━━━━━ Records shown

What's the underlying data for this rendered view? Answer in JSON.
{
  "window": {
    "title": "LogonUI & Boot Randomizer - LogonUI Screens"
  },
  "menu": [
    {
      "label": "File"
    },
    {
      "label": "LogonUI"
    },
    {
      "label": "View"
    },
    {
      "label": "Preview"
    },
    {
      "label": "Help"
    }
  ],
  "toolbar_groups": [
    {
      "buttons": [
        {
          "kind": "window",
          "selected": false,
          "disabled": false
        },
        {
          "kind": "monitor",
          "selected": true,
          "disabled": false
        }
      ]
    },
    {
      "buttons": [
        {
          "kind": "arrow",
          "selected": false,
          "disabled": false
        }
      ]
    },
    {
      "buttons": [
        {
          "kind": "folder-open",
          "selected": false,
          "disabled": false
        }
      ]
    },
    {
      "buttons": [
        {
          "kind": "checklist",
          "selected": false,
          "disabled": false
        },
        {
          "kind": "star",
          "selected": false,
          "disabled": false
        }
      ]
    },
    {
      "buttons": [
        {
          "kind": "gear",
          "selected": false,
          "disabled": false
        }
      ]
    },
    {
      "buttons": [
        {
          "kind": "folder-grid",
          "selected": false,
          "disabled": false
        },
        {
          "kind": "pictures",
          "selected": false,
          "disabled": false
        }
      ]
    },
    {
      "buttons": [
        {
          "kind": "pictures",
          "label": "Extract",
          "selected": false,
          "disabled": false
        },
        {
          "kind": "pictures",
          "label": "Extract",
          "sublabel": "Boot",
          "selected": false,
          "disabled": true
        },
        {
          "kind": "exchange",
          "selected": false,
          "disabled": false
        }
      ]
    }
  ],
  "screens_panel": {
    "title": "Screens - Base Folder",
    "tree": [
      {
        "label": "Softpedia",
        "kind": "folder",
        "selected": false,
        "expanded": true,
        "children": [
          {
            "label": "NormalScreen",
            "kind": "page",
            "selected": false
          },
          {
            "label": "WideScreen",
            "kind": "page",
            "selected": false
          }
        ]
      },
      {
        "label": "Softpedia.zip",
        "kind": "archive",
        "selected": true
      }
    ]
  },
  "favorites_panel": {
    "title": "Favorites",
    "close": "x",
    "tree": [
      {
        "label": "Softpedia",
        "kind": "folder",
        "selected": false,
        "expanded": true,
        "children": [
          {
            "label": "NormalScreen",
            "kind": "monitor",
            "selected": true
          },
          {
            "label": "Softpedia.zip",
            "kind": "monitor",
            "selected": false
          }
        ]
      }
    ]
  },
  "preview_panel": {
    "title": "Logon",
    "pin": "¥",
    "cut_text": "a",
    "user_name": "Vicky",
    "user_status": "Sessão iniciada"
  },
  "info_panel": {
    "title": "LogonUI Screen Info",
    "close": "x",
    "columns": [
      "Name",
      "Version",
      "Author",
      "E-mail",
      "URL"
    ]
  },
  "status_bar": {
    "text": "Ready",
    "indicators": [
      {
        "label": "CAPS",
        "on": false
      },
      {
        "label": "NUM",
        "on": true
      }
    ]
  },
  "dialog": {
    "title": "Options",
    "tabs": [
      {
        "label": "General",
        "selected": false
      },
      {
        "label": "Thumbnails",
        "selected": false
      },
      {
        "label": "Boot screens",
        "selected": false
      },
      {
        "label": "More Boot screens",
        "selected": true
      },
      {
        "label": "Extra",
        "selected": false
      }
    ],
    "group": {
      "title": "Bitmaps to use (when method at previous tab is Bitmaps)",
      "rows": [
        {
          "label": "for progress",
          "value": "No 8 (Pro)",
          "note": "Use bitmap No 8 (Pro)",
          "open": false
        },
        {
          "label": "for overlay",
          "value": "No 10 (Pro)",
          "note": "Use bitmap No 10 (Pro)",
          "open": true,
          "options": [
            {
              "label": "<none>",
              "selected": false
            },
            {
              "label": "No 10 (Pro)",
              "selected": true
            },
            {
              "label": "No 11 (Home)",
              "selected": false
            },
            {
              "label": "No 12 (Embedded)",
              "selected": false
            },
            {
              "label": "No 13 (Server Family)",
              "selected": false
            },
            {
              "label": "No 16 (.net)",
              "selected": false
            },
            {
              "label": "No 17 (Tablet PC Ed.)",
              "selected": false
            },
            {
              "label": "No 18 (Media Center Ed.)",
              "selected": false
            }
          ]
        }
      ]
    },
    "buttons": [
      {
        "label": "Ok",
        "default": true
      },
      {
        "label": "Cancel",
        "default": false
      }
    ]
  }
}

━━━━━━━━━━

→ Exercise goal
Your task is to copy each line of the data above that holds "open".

→ Solution to the problem
          "kind": "folder-open",
          "open": false
          "open": true,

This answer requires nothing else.